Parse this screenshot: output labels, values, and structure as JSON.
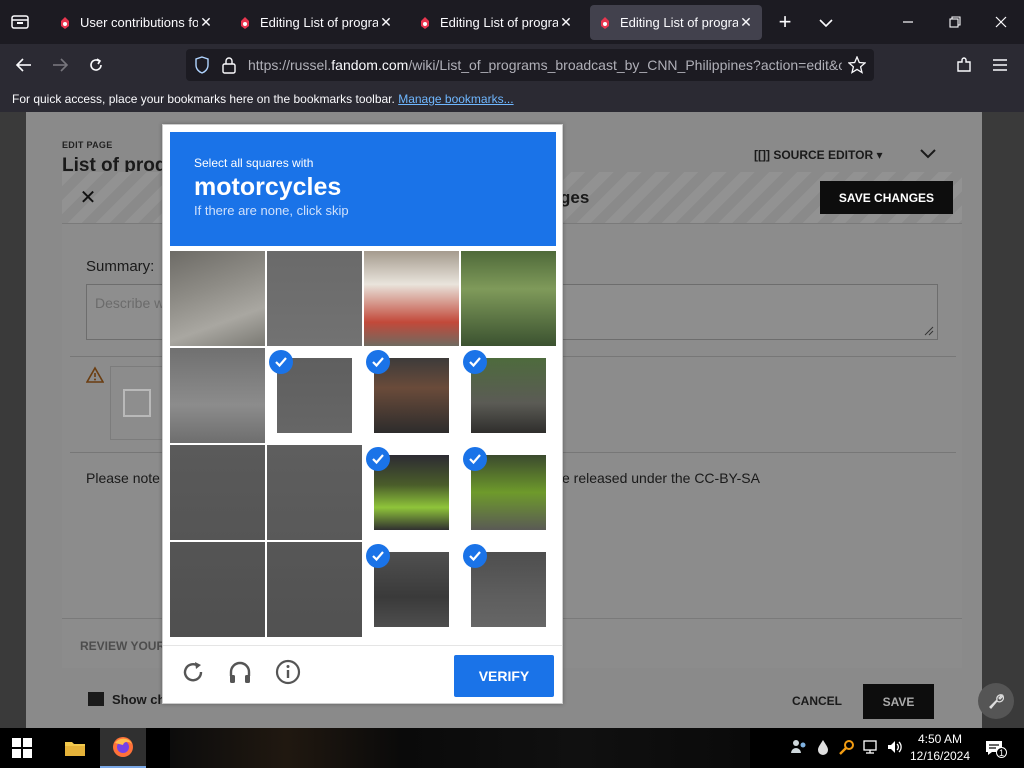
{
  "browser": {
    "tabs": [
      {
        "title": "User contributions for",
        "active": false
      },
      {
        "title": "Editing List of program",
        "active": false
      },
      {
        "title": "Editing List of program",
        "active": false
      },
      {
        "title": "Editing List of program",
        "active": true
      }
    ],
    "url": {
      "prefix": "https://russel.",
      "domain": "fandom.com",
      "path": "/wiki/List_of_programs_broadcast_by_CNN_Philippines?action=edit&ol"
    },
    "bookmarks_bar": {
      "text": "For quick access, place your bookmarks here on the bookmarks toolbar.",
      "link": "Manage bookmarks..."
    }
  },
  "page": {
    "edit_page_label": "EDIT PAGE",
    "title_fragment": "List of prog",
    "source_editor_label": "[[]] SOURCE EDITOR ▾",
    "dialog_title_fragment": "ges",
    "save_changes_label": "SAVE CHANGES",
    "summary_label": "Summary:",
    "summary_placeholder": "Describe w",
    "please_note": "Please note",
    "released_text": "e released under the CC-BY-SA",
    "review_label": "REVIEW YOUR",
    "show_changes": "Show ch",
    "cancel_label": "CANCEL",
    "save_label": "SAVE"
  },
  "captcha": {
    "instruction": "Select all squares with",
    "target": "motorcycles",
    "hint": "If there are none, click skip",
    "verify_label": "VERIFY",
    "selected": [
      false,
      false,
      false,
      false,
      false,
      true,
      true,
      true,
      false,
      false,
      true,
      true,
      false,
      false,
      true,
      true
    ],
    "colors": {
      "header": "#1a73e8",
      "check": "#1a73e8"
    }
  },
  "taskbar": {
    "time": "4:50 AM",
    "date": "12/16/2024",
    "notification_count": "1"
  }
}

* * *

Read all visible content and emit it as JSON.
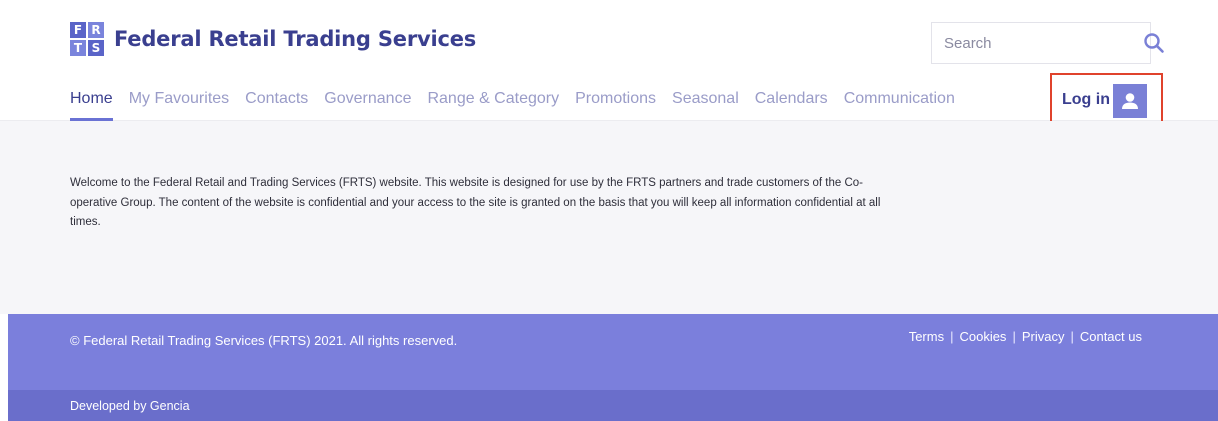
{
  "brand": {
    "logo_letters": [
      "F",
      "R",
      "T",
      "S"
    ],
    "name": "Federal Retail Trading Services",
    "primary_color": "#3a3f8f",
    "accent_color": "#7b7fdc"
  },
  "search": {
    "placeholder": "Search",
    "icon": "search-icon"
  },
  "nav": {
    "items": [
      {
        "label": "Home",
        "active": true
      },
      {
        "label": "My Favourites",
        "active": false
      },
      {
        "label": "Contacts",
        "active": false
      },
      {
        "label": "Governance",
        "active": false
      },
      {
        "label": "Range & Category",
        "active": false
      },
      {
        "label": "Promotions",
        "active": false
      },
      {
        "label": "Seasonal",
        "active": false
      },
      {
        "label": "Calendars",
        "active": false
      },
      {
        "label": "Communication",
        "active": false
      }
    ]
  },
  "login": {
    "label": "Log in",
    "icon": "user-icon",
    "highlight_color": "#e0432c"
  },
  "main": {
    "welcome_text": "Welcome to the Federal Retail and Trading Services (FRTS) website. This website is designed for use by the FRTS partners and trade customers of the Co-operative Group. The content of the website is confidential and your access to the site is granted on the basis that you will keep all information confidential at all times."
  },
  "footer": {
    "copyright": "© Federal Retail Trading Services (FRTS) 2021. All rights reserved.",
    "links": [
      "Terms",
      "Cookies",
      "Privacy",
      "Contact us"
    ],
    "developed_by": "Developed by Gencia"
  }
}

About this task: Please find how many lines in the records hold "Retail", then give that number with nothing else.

Result: 3